  • Opera: With a bold claim to be “faster, safer and smarter than default browsers,” Opera comes out swinging against Microsoft Edge and Safari. They have a slight advantage with cryptomining and paste protections, but their other benefits are largely available on Edge and Safari. Notably, they don’t have a comparison page for Vivaldi. There’s also been no shortage of controversy (and response) since Opera was sold in 2016. Again, Vivaldi is “supercharged and super fast” with “privacy by design.”
  • Safari: “Blazing fast. Incredibly private.” Apple declared Safari the world’s fastest browser in 2023 based on standard testing (JetStream, MotionMark, and Speedometer benchmarks) against Chrome, Edge, and Firefox across multiple devices and operating systems. Safari also features Intelligent Tracking Protection to “stop trackers in their tracks” and a raft of security enhancements. Vivaldi shares their love for performance and privacy with the added benefit of cross-platform support. Safari is only available on Apple devices, while Vivaldi can be installed on Windows, Mac, Linux, Android, and iOS.

I keep coming back to Vivaldi

I’ve been a bit of a “browser hopper” in recent months, switching between Brave, Chrome, Edge, Firefox, and Vivaldi. I keep running into issues that make me switch. Brave has been less reliable on macOS recently. Chrome was comfortable until I had my regular workload of tabs open, and then it slowed to a RAM-gobbling crawl. With Edge, the Copilot and AI suggestions showing up everywhere pushed me away. Firefox was enjoyable until I had too many tabs to manage effectively. And Vivaldi is, honestly, a bit ugly… Its non-native appearance looks out of place on every system. But in the end, the browser works and does everything I need. It’s safe to say that I’m here to stay.

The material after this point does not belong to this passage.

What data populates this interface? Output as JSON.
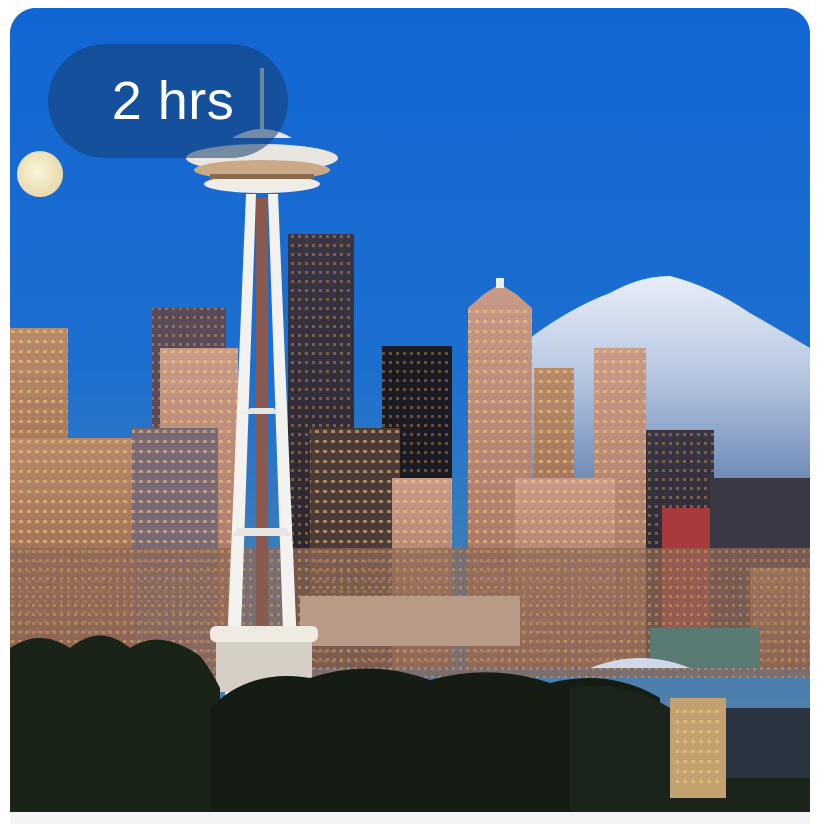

Are you still feeling the web browser woes? It may be time to get a better browser. Try Vivaldi and get a browser made by a team that respects you.



Sean Davis

Web developer, Xubuntu technical lead, and free software advocate. Opinions are my own. Writing about software and technology. Find me at